- The Graydon MS. Flag Book of 1686 which belonged to Pepys does not contain this flag, but give as the flag of Ireland (which, it may be noted, appears as an afterthought right at the end of the book) the green flag with St George's cross and the harp, illustrated in Plate X, fig. 3. The saltire flag is nevertheless given as "Pavillon d'Ierne" in the flags plates at the commencement of the Neptune François of 1693, whence it was copied into later flag collections.
- Under the Commonwealth and Protectorate, when England and Scotland were represented in the Great and other Seals by their crosses, Ireland was invariably represented by the harp that was added to the English and Scottish crosses to form a flag of the three kingdoms. At the funeral of Cromwell the Great Standards of England and Scotland had the St George's and St Andrew's crosses in chief respectively, but the Great Standard of Ireland had in chief a red cross (not saltire) on a yellow field.
- When the Order of St Patrick was instituted in 1783 the red saltire was taken for the badge of the Order, and since this emblem was of convenient form for introduction into the Union flag of England and Scotland it was chosen in forming the combined flag of England, Scotland and Ireland in 1801.
- Morley, Vincent (2002), Irish opinion and the American Revolution, 1760–1783, Cambridge: Cambridge University Press, p. 4, retrieved 20 January 2012,
Féach ár bpian le sé chéad bliain aige Gaill in éigean, gan rí dár rialadh de Ghaeil, mo chian, i ríoghacht Éireann.
(the above Gaelic sentence is translated a few lines later as:) Consider our torment for six hundred years by violent foreigners, with no king of the Gaels ruling us, my grief, in the kingdom of Ireland.
Here can be seen, in close association, expressions of religious loyalty to the pre-Reformation faith represented by Creggan churchyard; dynastic loyalty to the house of Stuart; and national loyalty to 'ríocht Éireann' , 'the kingdom of Ireland'.
- McCaffrey chapter (1914)
- Text of 1555 Bull
- Richard Mant (1840), History of the Church of Ireland, from the Reformation to the Revolution, London: Parker, p. 275,
The enactments concerns the Church in Queen Elizabeth's first Parliament had no unpleasant effects upon its governors; save that by the Act of Supremacy, or rather their own obnoxious conduct in defiance of it, two bishops were deprived of their sees: Leverious, bishop of Kildare, who refused to take the Oat of Supremacy; and Walsh, bishop of Meath, who not only refused to take the oath, but preached also against the queen's supremacy, and against the Book of Common Prayer.
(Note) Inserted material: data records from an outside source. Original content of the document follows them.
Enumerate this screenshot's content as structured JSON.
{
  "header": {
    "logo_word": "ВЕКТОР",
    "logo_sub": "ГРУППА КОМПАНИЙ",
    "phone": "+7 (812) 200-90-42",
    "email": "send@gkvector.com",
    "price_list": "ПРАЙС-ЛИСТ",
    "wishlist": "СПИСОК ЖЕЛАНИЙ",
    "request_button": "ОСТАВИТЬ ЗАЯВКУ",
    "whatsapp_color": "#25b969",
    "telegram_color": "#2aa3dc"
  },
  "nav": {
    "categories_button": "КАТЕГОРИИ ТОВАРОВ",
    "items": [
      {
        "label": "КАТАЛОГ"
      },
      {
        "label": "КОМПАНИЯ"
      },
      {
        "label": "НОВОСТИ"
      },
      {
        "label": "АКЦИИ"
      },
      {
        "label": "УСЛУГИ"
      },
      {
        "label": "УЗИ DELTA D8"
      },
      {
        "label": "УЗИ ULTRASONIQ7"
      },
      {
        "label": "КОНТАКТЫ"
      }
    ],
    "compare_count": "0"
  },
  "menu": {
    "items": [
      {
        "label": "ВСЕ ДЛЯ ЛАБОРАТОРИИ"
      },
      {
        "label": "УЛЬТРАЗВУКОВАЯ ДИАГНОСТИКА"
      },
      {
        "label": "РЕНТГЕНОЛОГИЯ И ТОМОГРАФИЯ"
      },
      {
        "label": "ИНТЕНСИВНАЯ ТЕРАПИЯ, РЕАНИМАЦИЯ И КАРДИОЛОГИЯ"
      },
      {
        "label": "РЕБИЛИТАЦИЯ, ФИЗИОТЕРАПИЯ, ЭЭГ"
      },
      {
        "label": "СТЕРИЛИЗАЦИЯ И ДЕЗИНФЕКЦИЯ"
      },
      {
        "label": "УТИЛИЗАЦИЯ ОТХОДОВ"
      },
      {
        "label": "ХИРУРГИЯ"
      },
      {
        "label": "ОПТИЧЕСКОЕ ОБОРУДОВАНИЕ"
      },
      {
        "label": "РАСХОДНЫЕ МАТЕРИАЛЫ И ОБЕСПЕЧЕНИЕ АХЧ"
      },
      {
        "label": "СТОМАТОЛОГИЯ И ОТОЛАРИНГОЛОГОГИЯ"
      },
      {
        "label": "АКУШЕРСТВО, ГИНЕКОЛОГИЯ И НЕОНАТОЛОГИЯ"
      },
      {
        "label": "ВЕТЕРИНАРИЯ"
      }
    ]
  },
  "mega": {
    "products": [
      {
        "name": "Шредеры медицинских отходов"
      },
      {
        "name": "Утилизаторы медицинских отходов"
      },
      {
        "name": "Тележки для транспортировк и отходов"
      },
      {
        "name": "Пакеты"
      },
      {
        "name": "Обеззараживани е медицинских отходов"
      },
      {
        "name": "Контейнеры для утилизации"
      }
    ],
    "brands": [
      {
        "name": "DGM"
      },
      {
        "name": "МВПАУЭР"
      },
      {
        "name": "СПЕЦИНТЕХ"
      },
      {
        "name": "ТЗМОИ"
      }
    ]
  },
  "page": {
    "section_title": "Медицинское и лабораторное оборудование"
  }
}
- de Beaumont, G pp114-115
- The Statute Law Revision (Pre-Union Irish Statutes) Act 1962, section 1 and Schedule
- de Beaumont, Gustave and William Cooke Taylor, Ireland Social, Political, and Religious :Translated by William Cooke Taylor : Contributor Tom Garvin, Andreas Hess: Harvard University Press : 2006 : ISBN 978-0-674-02165-5 (reprint of 1839 original)
- Pawlisch, Hans S., : Sir John Davies and the Conquest of Ireland: A Study in Legal Imperialism :Cambridge University Press, 2002 : ISBN 978-0-521-52657-9
- Keating, Geoffrey : The History of Ireland, from the Earliest Period to the English Invasion (Foras Feasa Ar Éirinn) Translated by John O'Mahony 1866 Full text at Google Books